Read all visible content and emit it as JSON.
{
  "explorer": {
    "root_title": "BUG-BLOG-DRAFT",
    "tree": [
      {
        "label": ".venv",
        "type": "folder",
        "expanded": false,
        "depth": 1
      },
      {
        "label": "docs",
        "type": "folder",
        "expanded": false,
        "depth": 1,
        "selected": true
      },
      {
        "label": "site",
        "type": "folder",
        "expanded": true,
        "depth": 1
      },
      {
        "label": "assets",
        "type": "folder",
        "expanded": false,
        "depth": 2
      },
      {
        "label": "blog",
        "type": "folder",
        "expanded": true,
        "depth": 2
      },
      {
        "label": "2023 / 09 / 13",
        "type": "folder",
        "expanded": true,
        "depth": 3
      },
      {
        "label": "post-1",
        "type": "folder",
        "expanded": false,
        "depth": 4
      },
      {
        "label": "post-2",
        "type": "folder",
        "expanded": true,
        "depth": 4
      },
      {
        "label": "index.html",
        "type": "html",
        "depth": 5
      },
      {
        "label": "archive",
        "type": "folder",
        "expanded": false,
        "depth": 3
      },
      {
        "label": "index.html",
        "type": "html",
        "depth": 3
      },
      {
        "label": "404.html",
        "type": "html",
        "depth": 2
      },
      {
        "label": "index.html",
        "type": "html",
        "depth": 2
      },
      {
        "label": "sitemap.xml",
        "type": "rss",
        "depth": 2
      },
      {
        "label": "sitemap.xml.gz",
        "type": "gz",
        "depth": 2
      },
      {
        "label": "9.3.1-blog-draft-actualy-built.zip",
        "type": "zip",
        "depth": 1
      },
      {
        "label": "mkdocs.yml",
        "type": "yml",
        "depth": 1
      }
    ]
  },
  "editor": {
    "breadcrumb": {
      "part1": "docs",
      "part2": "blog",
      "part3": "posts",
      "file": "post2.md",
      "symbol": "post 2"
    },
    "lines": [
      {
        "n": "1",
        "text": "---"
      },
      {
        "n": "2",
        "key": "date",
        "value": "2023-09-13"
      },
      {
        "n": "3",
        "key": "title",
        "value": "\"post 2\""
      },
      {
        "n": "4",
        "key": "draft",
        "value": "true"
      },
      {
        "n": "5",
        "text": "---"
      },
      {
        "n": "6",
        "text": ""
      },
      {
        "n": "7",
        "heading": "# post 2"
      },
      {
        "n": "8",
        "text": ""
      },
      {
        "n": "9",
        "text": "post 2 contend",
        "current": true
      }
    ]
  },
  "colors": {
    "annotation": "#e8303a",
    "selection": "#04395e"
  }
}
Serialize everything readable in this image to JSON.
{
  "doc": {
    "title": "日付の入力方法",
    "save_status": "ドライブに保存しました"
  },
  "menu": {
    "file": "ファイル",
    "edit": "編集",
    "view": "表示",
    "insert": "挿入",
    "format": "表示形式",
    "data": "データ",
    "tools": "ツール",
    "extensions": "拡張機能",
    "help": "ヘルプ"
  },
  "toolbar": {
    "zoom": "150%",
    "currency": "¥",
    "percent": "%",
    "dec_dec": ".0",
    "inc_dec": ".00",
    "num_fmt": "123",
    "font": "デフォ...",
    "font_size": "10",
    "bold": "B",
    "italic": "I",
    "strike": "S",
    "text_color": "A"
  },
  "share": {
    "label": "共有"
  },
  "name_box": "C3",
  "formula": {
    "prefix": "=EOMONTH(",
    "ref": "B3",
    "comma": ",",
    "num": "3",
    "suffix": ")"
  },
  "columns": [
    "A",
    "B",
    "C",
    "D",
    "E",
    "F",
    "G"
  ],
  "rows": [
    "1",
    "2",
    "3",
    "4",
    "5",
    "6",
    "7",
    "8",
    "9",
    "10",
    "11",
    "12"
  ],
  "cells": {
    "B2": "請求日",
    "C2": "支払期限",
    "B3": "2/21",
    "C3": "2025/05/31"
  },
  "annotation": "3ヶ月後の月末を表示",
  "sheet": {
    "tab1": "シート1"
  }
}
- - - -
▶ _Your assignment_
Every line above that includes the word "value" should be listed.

▶ _Written response_
        "value": "2023-09-13"
        "value": "\"post 2\""
        "value": "true"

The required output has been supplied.